Pappardelle, derived from the Italian word “pappare,” meaning “to gobble up,” is a type of pasta originating from the Tuscan region.
It is characterized by its extensive, broad, and flat shape, similar to wide fettuccine. Fresh pappardelle typically measures two to three centimeters (3/4 – 1 inch) in width and may have fluted edges, while dried egg pappardelle has straight sides.
Penne is a type of pasta with cylinder-shaped pieces cut at an angle. It is made from wheat flour and is named after the Italian word for feather.
Penne was created in 1865 by Giovanni Battista Capurro, who patented a machine that cut fresh pasta into a pen shape without crushing it.
There are two main variants of penne in Italy: penne lisce (smooth) and penne rigate (furrowed).
Penne is commonly cooked al dente and is well-suited for various sauces, such as pesto, marinara, or arrabbiata. It has been featured in Italian movies like La Grande Bouffe and Roma.
Rigatoni is a type of pasta originating in Italy. It is more significant than penne and ziti and sometimes slightly curved. Rigatoni has ridges down its length, sometimes spiraling around the tube. Unlike penne, rigatoni has square ends.
The word “rigatoni” comes from the Italian word “rigato,” meaning “ridged” or “lined.” Rigatoni is widespread in southern and central Italy, particularly in Sicily, due to its ridges that provide better surfaces for sauces and grated cheese.
Rotelle is a pasta variety that resembles wheels with spokes, similar to fiori. The name comes from the Italian word for a small wheel. In Italy, they are also known as “route,” In the US, they are commonly called “wagon wheels.”
Tagliatelle is pasta from Italy, specifically from the Emilia-Romagna and Marche regions. It is similar in shape to fettuccine and is typically about 6 mm wide.
Tagliatelle is commonly served with various sauces, the classic being meat or Bolognese. The traditional recipe for tagliatelle calls for one egg for every hundred grams of flour.
The term “tagliatelle” dates back to the Renaissance and has been mentioned in various historical documents.

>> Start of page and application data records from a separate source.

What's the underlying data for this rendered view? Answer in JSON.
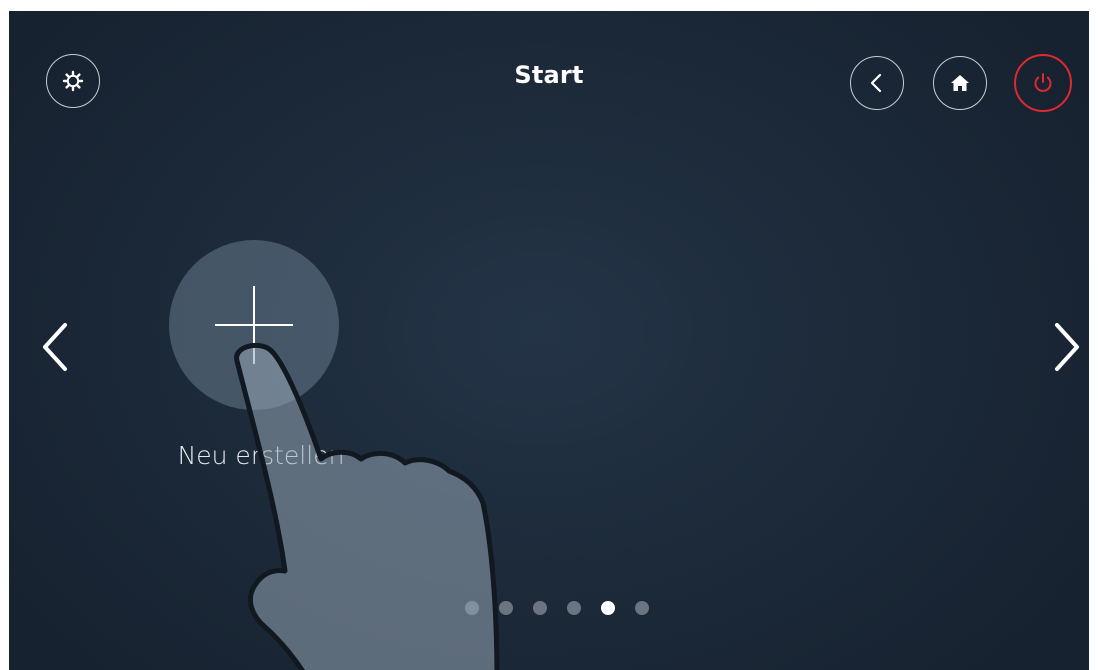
{
  "header": {
    "title": "Start"
  },
  "tiles": [
    {
      "label": "Neu erstellen",
      "icon": "plus-icon"
    }
  ],
  "pagination": {
    "total": 6,
    "active_index": 4
  },
  "icons": {
    "settings": "gear-icon",
    "back": "chevron-left-icon",
    "home": "home-icon",
    "power": "power-icon",
    "prev": "chevron-left-icon",
    "next": "chevron-right-icon",
    "pointer": "hand-pointer-icon"
  },
  "colors": {
    "background": "#1d2b3b",
    "power_accent": "#e0282e",
    "dot_active": "#ffffff",
    "dot_inactive": "#6b7480"
  }
}
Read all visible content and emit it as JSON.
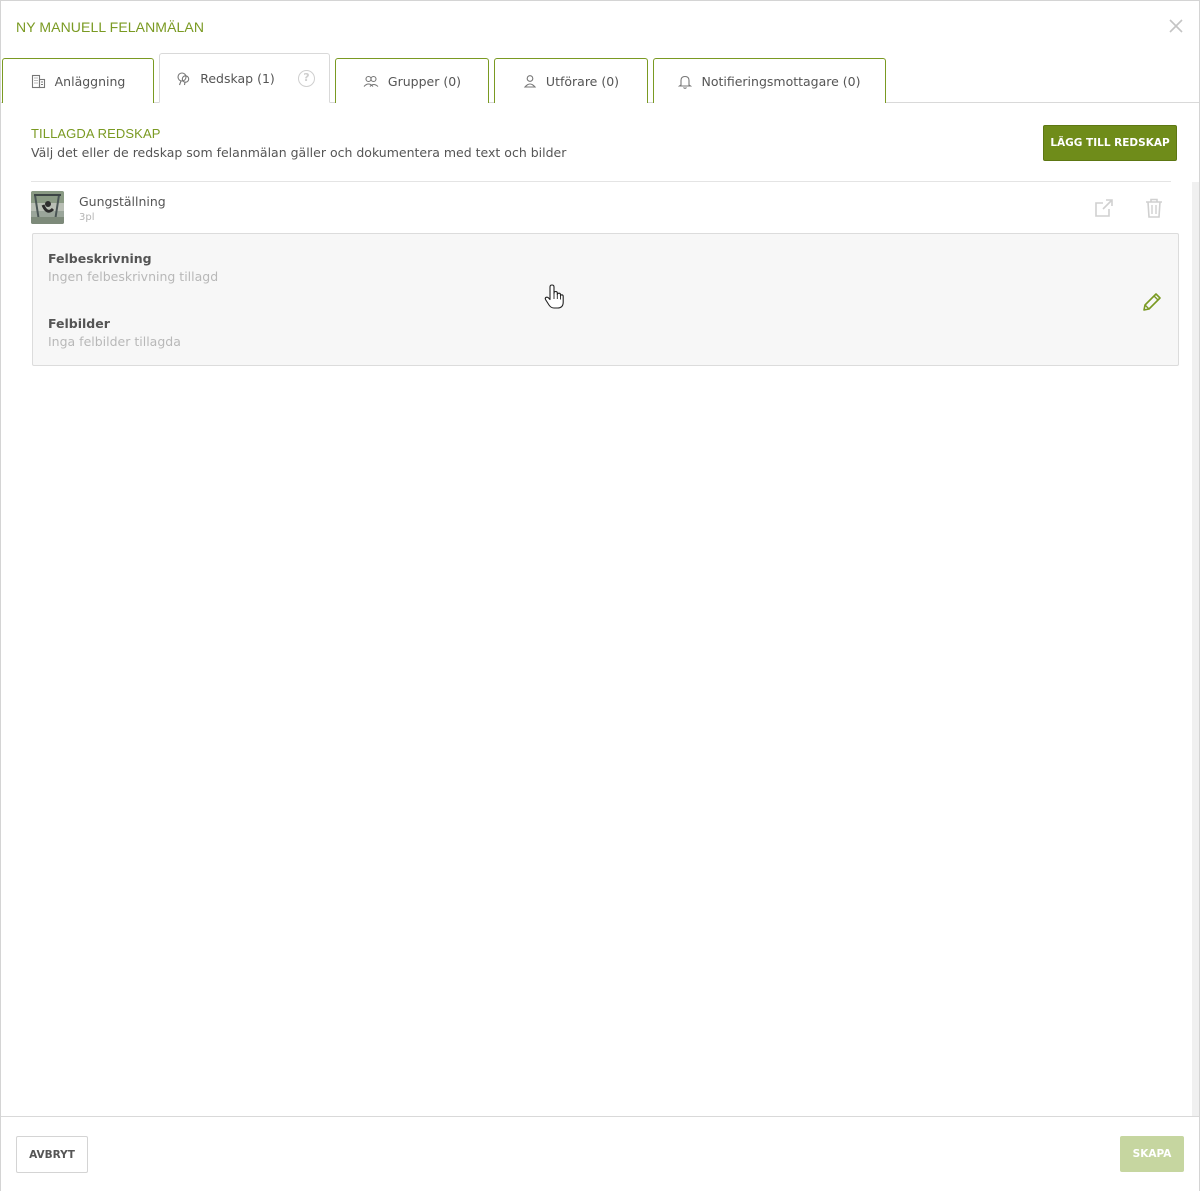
{
  "modal": {
    "title": "NY MANUELL FELANMÄLAN",
    "close_icon": "close-icon"
  },
  "tabs": [
    {
      "label": "Anläggning",
      "icon": "building-icon",
      "active": false
    },
    {
      "label": "Redskap (1)",
      "icon": "equipment-icon",
      "active": true,
      "help": "?"
    },
    {
      "label": "Grupper (0)",
      "icon": "users-icon",
      "active": false
    },
    {
      "label": "Utförare (0)",
      "icon": "user-icon",
      "active": false
    },
    {
      "label": "Notifieringsmottagare (0)",
      "icon": "bell-icon",
      "active": false
    }
  ],
  "section": {
    "title": "TILLAGDA REDSKAP",
    "description": "Välj det eller de redskap som felanmälan gäller och dokumentera med text och bilder",
    "add_button": "LÄGG TILL REDSKAP"
  },
  "equipment": {
    "name": "Gungställning",
    "sub": "3pl",
    "thumbnail_icon": "equipment-photo",
    "actions": [
      "external-link-icon",
      "trash-icon"
    ]
  },
  "details": {
    "description_label": "Felbeskrivning",
    "description_value": "Ingen felbeskrivning tillagd",
    "images_label": "Felbilder",
    "images_value": "Inga felbilder tillagda",
    "edit_icon": "pencil-icon"
  },
  "footer": {
    "cancel_label": "AVBRYT",
    "create_label": "SKAPA",
    "create_disabled": true
  },
  "colors": {
    "accent": "#7a9a22",
    "button_primary": "#6f8c1a",
    "button_disabled": "#c6d6a0"
  }
}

The pasta has a porous and rough texture, making it perfect for thick sauces, particularly beef, veal, or pork.
However, vegetarian options are also available, such as dishes with breadcrumbs and nuts, eggs and cheese, or simply tomatoes and basil.
Vermicelli is a type of pasta that is round and similar to spaghetti. It is typically thinner in English-speaking regions but thicker in Italy. The term “vermicelli” is also used to refer to thin noodles from Asia, such as angel hair pasta or capellini in Vietnam.
Ziti is a pasta originating from Southern Italy, specifically Campania and Sicily. It is shaped into long, wide tubes about 25 cm (9.8 inches). Ziti is often broken into smaller pieces before cooking; it is similar to bucatini but is thicker.
The term “ziti” comes from the Sicilian words “zita” and “zitu,” meaning “bride” and “groom” respectively. In the TV show The Sopranos, the phrase “box of ziti” is used as a metaphor for one thousand dollars.
Ziti is commonly used in dishes like pasta alla Norma and is traditionally served at wedding feasts in Sicily. There is also a thicker version called zitoni or zitone, which falls between ziti and rigatoni in size.
I recommend visiting Farm to Palms to explore and purchase various pasta types for your culinary adventures. From traditional favorites like penne and linguine to unique options like bucatini and pappardelle, Farm to Palms has everything you need to create delicious pasta dishes at home. With such a diverse selection, you can find the perfect pasta for any recipe or sauce you have in mind. Happy cooking!